(App and web page records)
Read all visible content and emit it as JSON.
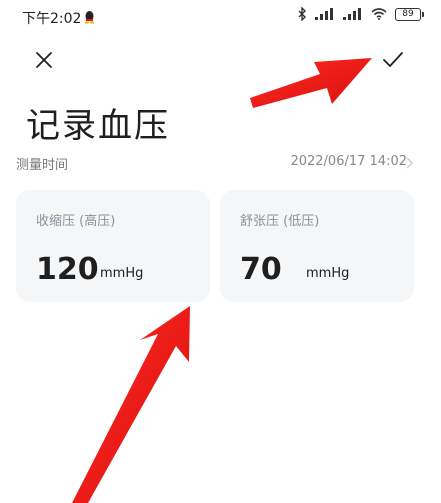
{
  "status_bar": {
    "time": "下午2:02",
    "battery": "89"
  },
  "header": {
    "title": "记录血压"
  },
  "measure_time": {
    "label": "测量时间",
    "value": "2022/06/17 14:02"
  },
  "cards": [
    {
      "label": "收缩压 (高压)",
      "value": "120",
      "unit": "mmHg"
    },
    {
      "label": "舒张压 (低压)",
      "value": "70",
      "unit": "mmHg"
    }
  ],
  "colors": {
    "card_bg": "#f5f6f8",
    "arrow": "#e8161a"
  }
}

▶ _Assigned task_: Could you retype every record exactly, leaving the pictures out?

▶ _Answer for this exercise_:
Read all visible content and emit it as JSON.
{
  "status_bar": {
    "time": "下午2:02",
    "battery": "89"
  },
  "header": {
    "title": "记录血压"
  },
  "measure_time": {
    "label": "测量时间",
    "value": "2022/06/17 14:02"
  },
  "cards": [
    {
      "label": "收缩压 (高压)",
      "value": "120",
      "unit": "mmHg"
    },
    {
      "label": "舒张压 (低压)",
      "value": "70",
      "unit": "mmHg"
    }
  ],
  "colors": {
    "card_bg": "#f5f6f8",
    "arrow": "#e8161a"
  }
}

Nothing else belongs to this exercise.